“There are excellent journalists out there in the Pacific that we could work with to create content for both of us. It’s our region, and I think we should embrace it.”
Similar points were made by Free TV Australia.
“Key to the success of the PacificAus TV initiative has been Free TV’s ability to work with our Pacific broadcast partners to ensure that the programming made available meets the needs of the Pacific communities.”
However recommendations for local staff were not picked up in the final findings of the standing committee.
Only “consultation” was called for.
Taking up ten of 176 pages, the report’s media section is nonetheless seen as relatively comprehensive compared with the dismantling of broadcasting capacity in recent years.
This includes the literal dismantling of shortwave equipment in Australia despite wide protest from the Pacific region.
Nearly three years previously, a 2019 Pacific Media Summit heard that discontinuation of the shortwave service would save Australia some $2.8 million in power costs.
A suggestion from a delegate that that amount could be spent on $100,000 for reporters in each of 26 island states and territories was met with silence from ABC representatives at the summit.

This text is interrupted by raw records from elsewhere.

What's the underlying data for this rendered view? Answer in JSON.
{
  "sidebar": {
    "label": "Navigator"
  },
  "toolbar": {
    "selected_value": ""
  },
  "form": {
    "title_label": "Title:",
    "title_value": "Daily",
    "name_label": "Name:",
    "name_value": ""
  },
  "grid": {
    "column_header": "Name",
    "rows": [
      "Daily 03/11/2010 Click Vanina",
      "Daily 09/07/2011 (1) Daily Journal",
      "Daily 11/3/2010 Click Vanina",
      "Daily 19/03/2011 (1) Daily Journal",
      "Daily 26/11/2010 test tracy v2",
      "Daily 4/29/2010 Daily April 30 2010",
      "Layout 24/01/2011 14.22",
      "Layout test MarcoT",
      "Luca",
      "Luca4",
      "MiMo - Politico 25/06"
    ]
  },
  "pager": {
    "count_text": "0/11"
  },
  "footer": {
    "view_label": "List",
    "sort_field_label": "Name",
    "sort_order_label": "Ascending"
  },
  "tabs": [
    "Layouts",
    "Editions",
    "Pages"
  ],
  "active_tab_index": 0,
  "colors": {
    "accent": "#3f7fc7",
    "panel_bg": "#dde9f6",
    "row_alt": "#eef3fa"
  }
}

However, funding would be dramatically expanded if the government takes up suggestions from the submissions to the joint committee.
Members of the Australia Asia Pacific Media Initiative (AAMPI) called for the “allocation of a total of $55-$75 million per year to ensure Australia has a fit-for-purpose, multi-platform media voice in the Asia Pacific region.”

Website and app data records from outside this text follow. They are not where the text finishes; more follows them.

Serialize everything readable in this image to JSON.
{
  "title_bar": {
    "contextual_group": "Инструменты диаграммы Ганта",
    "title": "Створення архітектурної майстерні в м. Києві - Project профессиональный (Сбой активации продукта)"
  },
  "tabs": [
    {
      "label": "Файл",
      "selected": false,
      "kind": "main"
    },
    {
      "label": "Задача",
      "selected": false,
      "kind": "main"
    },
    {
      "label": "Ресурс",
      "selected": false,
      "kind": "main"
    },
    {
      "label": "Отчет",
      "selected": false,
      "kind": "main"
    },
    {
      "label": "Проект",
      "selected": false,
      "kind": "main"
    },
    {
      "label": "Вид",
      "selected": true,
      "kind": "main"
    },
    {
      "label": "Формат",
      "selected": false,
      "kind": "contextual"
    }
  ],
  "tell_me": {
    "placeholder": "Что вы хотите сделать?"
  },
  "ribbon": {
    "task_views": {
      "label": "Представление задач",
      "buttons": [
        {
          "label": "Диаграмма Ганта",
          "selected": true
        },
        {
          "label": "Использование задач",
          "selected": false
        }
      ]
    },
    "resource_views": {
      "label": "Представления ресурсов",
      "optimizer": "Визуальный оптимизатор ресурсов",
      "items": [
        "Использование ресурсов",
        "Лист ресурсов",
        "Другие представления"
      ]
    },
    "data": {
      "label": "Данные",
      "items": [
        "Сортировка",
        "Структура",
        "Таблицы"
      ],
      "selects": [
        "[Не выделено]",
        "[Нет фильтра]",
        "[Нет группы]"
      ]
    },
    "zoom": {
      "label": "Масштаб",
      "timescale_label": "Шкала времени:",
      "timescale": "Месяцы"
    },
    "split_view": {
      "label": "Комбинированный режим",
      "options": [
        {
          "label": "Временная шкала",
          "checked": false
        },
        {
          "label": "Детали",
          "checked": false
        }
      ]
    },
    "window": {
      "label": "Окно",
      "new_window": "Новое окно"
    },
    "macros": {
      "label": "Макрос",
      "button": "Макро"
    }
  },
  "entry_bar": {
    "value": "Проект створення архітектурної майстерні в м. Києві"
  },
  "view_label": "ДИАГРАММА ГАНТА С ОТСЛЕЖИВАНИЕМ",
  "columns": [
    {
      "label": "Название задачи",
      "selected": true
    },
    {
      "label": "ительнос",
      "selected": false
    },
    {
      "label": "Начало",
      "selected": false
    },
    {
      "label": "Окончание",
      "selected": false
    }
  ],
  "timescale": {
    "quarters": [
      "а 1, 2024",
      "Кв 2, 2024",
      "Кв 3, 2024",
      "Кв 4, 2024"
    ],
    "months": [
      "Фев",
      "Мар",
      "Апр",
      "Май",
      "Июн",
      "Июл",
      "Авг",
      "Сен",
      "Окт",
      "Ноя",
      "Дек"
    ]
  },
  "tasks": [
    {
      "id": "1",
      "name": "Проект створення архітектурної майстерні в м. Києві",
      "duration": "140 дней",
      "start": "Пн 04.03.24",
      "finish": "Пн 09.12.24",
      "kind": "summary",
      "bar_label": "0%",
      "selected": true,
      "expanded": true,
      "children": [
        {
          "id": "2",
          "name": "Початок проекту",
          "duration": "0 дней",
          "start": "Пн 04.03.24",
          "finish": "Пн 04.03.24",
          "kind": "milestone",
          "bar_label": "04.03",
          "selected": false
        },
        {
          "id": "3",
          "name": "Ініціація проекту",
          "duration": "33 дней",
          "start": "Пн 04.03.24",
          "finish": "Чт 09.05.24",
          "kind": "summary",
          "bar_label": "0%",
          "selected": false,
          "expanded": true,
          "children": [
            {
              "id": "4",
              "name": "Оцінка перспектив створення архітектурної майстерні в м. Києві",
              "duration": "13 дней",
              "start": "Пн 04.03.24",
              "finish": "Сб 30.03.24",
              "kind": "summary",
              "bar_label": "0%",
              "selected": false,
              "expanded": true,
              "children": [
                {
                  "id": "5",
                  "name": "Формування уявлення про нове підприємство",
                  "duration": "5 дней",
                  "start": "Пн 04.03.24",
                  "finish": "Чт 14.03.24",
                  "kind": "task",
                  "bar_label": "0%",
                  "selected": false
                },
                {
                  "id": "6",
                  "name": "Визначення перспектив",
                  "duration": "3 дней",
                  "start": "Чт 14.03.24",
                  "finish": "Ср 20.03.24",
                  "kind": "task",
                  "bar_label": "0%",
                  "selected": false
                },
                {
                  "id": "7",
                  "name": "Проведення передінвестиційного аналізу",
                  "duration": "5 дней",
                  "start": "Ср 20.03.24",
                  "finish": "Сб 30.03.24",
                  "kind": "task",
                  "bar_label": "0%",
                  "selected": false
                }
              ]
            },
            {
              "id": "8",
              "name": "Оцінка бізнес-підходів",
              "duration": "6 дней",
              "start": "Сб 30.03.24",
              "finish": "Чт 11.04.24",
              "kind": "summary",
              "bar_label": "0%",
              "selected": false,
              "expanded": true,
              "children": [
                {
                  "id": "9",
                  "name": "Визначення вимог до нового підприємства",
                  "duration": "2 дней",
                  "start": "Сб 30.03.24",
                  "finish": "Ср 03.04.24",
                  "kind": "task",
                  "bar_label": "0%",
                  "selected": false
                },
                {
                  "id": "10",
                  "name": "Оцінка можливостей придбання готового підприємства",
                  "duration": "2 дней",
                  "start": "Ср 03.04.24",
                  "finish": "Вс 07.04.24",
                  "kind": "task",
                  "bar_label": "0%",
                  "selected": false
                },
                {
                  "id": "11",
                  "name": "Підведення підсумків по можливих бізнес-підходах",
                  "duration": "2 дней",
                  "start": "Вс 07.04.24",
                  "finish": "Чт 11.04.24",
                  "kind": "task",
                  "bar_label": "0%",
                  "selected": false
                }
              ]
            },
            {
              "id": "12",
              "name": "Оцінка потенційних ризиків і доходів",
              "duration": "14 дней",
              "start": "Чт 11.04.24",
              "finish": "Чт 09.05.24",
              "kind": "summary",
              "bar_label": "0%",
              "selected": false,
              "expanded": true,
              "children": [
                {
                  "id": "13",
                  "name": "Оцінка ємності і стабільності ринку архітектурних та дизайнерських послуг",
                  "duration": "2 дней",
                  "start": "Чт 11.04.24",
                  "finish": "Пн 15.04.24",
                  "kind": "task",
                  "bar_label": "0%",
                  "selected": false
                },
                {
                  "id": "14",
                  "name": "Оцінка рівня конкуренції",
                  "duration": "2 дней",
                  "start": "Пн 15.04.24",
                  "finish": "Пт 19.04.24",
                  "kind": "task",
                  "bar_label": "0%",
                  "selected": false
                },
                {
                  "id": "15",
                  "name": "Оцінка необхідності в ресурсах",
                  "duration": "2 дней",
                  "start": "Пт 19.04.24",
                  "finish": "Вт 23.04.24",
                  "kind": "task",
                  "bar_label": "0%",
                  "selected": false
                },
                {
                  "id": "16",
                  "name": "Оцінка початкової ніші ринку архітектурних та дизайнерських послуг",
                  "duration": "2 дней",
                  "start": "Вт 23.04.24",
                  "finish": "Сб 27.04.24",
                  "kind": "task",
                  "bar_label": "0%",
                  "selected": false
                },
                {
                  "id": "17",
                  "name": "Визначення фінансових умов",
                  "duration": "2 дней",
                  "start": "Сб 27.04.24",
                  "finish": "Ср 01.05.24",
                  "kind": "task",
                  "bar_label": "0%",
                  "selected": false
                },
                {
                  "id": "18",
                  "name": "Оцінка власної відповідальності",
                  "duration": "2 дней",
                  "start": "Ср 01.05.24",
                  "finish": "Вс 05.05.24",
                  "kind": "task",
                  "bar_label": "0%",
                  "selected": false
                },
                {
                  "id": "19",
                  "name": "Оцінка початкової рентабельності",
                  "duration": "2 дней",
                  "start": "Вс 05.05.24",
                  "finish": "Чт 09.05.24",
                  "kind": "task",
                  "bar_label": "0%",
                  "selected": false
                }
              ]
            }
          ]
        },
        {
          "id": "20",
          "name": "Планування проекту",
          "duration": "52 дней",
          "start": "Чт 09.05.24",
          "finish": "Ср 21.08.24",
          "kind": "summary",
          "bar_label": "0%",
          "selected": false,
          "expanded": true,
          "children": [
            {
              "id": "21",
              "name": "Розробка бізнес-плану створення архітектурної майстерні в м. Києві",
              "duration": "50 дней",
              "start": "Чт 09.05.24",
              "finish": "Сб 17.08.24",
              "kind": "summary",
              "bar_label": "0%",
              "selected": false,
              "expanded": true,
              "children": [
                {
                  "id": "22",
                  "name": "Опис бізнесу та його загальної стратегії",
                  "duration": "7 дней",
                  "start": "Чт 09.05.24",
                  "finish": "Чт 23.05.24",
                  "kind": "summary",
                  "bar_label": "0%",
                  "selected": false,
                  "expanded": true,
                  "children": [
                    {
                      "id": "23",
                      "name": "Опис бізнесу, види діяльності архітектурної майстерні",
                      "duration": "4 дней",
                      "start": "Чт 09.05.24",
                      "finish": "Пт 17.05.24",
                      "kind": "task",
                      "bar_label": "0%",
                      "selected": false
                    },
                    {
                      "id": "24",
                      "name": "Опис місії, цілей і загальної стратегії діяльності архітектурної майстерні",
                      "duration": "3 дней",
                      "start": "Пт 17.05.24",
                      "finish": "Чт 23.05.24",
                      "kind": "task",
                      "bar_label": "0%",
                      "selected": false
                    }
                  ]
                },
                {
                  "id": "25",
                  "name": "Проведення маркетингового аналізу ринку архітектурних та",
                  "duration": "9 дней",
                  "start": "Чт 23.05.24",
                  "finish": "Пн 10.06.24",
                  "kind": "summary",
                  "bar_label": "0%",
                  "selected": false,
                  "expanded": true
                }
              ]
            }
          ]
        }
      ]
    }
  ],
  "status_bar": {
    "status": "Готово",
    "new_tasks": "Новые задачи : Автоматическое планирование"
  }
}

Overall, submissions called for greater recognition of the media in “soft power” calculation.
Public diplomacy tool
AAPMI member Annmaree O’Keeffe said that “international broadcasting and its potency is not recognised at government level as a public diplomacy tool.”
Consultancy group Heriot Media and Governance cautioned against trying to use media as a policy messenger.
“A substantial body of research internationally supports the view that audiences are likely to invest greater trust in an international media service if they perceive it to be independent of political and other vested interests.”
Heriot also noted the loss of radio capacity, submitting that “shortwave [radio] had been the only almost uninterruptible signal when local media had been disabled by natural events or political actions.”
ABC told the inquiry that around 830,000 Pacific Islanders access their various platforms each month.
Off-platform, there were 1.6 million views of ABC content via social media such as YouTube.
Jason Brown is a long-time Pacific reporter based in Aotearoa New Zealand and a contributor to Asia Pacific Report.